§ **Work to be completed**: Repeat the entries beneath in their entirety, precisely as given.

Supplied records below:

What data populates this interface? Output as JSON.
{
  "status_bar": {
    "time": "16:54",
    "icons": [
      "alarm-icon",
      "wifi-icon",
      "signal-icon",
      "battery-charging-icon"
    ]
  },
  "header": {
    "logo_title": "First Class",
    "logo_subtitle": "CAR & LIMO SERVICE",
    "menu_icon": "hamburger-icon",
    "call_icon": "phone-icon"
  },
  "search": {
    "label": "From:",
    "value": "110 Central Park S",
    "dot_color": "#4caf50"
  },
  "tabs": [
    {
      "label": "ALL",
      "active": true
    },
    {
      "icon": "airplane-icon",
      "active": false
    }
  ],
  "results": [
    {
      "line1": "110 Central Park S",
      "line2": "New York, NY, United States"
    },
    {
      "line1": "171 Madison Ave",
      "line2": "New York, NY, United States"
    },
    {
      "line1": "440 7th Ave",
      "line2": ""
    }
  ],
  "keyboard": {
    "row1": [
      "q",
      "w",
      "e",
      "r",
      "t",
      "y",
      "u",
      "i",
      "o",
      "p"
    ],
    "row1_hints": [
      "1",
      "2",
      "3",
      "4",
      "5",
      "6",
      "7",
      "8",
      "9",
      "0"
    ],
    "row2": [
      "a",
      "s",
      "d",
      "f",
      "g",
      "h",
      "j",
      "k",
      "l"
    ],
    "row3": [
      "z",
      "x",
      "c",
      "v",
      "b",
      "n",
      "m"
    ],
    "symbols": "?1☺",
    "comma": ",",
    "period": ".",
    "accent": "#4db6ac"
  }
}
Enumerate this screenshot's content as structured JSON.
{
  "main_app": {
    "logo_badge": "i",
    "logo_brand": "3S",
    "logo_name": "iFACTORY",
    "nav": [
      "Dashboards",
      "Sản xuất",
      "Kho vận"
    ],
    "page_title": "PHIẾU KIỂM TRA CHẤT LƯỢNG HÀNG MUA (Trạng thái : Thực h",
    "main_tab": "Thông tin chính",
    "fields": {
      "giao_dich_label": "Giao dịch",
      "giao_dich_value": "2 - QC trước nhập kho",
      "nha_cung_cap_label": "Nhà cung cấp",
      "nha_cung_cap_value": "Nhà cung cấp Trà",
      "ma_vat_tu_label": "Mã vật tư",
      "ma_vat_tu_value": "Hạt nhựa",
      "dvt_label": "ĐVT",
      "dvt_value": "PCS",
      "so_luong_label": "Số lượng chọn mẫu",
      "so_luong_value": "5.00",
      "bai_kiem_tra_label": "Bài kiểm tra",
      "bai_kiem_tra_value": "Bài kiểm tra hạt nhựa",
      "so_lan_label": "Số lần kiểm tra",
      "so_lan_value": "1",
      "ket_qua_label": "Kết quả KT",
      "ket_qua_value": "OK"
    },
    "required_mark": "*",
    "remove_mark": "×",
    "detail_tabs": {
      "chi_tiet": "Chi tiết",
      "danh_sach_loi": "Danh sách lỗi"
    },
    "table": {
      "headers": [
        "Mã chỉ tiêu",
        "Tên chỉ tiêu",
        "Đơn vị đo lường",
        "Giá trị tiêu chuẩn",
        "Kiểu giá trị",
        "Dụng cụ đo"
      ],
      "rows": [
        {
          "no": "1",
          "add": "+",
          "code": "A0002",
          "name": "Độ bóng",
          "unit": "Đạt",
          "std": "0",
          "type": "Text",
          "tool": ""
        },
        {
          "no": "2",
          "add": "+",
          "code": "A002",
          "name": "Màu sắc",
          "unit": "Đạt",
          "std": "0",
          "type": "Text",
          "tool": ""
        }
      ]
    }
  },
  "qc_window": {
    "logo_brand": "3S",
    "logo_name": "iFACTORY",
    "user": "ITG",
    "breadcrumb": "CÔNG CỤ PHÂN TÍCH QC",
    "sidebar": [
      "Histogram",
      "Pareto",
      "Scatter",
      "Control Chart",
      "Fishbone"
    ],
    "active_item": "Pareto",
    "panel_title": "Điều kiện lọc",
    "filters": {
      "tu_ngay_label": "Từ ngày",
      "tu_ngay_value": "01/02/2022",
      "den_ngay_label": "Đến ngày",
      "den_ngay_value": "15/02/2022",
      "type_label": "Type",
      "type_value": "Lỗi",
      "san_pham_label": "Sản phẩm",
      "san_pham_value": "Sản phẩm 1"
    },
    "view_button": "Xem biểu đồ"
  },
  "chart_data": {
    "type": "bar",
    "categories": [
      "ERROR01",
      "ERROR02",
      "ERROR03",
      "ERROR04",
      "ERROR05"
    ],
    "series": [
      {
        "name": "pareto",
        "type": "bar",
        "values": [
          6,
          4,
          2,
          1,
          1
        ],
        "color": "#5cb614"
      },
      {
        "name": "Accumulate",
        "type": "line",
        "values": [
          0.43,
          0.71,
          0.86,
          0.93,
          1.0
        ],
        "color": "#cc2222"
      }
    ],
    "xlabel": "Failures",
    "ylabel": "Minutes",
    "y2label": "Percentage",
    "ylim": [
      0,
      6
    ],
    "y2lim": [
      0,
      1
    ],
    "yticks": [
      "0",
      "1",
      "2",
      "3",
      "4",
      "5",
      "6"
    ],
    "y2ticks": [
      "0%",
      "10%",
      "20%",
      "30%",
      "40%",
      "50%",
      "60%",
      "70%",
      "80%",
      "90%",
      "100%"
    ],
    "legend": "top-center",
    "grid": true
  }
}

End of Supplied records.

§ **Task result**:
What data populates this interface? Output as JSON.
{
  "status_bar": {
    "time": "16:54",
    "icons": [
      "alarm-icon",
      "wifi-icon",
      "signal-icon",
      "battery-charging-icon"
    ]
  },
  "header": {
    "logo_title": "First Class",
    "logo_subtitle": "CAR & LIMO SERVICE",
    "menu_icon": "hamburger-icon",
    "call_icon": "phone-icon"
  },
  "search": {
    "label": "From:",
    "value": "110 Central Park S",
    "dot_color": "#4caf50"
  },
  "tabs": [
    {
      "label": "ALL",
      "active": true
    },
    {
      "icon": "airplane-icon",
      "active": false
    }
  ],
  "results": [
    {
      "line1": "110 Central Park S",
      "line2": "New York, NY, United States"
    },
    {
      "line1": "171 Madison Ave",
      "line2": "New York, NY, United States"
    },
    {
      "line1": "440 7th Ave",
      "line2": ""
    }
  ],
  "keyboard": {
    "row1": [
      "q",
      "w",
      "e",
      "r",
      "t",
      "y",
      "u",
      "i",
      "o",
      "p"
    ],
    "row1_hints": [
      "1",
      "2",
      "3",
      "4",
      "5",
      "6",
      "7",
      "8",
      "9",
      "0"
    ],
    "row2": [
      "a",
      "s",
      "d",
      "f",
      "g",
      "h",
      "j",
      "k",
      "l"
    ],
    "row3": [
      "z",
      "x",
      "c",
      "v",
      "b",
      "n",
      "m"
    ],
    "symbols": "?1☺",
    "comma": ",",
    "period": ".",
    "accent": "#4db6ac"
  }
}
Enumerate this screenshot's content as structured JSON.
{
  "main_app": {
    "logo_badge": "i",
    "logo_brand": "3S",
    "logo_name": "iFACTORY",
    "nav": [
      "Dashboards",
      "Sản xuất",
      "Kho vận"
    ],
    "page_title": "PHIẾU KIỂM TRA CHẤT LƯỢNG HÀNG MUA (Trạng thái : Thực h",
    "main_tab": "Thông tin chính",
    "fields": {
      "giao_dich_label": "Giao dịch",
      "giao_dich_value": "2 - QC trước nhập kho",
      "nha_cung_cap_label": "Nhà cung cấp",
      "nha_cung_cap_value": "Nhà cung cấp Trà",
      "ma_vat_tu_label": "Mã vật tư",
      "ma_vat_tu_value": "Hạt nhựa",
      "dvt_label": "ĐVT",
      "dvt_value": "PCS",
      "so_luong_label": "Số lượng chọn mẫu",
      "so_luong_value": "5.00",
      "bai_kiem_tra_label": "Bài kiểm tra",
      "bai_kiem_tra_value": "Bài kiểm tra hạt nhựa",
      "so_lan_label": "Số lần kiểm tra",
      "so_lan_value": "1",
      "ket_qua_label": "Kết quả KT",
      "ket_qua_value": "OK"
    },
    "required_mark": "*",
    "remove_mark": "×",
    "detail_tabs": {
      "chi_tiet": "Chi tiết",
      "danh_sach_loi": "Danh sách lỗi"
    },
    "table": {
      "headers": [
        "Mã chỉ tiêu",
        "Tên chỉ tiêu",
        "Đơn vị đo lường",
        "Giá trị tiêu chuẩn",
        "Kiểu giá trị",
        "Dụng cụ đo"
      ],
      "rows": [
        {
          "no": "1",
          "add": "+",
          "code": "A0002",
          "name": "Độ bóng",
          "unit": "Đạt",
          "std": "0",
          "type": "Text",
          "tool": ""
        },
        {
          "no": "2",
          "add": "+",
          "code": "A002",
          "name": "Màu sắc",
          "unit": "Đạt",
          "std": "0",
          "type": "Text",
          "tool": ""
        }
      ]
    }
  },
  "qc_window": {
    "logo_brand": "3S",
    "logo_name": "iFACTORY",
    "user": "ITG",
    "breadcrumb": "CÔNG CỤ PHÂN TÍCH QC",
    "sidebar": [
      "Histogram",
      "Pareto",
      "Scatter",
      "Control Chart",
      "Fishbone"
    ],
    "active_item": "Pareto",
    "panel_title": "Điều kiện lọc",
    "filters": {
      "tu_ngay_label": "Từ ngày",
      "tu_ngay_value": "01/02/2022",
      "den_ngay_label": "Đến ngày",
      "den_ngay_value": "15/02/2022",
      "type_label": "Type",
      "type_value": "Lỗi",
      "san_pham_label": "Sản phẩm",
      "san_pham_value": "Sản phẩm 1"
    },
    "view_button": "Xem biểu đồ"
  },
  "chart_data": {
    "type": "bar",
    "categories": [
      "ERROR01",
      "ERROR02",
      "ERROR03",
      "ERROR04",
      "ERROR05"
    ],
    "series": [
      {
        "name": "pareto",
        "type": "bar",
        "values": [
          6,
          4,
          2,
          1,
          1
        ],
        "color": "#5cb614"
      },
      {
        "name": "Accumulate",
        "type": "line",
        "values": [
          0.43,
          0.71,
          0.86,
          0.93,
          1.0
        ],
        "color": "#cc2222"
      }
    ],
    "xlabel": "Failures",
    "ylabel": "Minutes",
    "y2label": "Percentage",
    "ylim": [
      0,
      6
    ],
    "y2lim": [
      0,
      1
    ],
    "yticks": [
      "0",
      "1",
      "2",
      "3",
      "4",
      "5",
      "6"
    ],
    "y2ticks": [
      "0%",
      "10%",
      "20%",
      "30%",
      "40%",
      "50%",
      "60%",
      "70%",
      "80%",
      "90%",
      "100%"
    ],
    "legend": "top-center",
    "grid": true
  }
}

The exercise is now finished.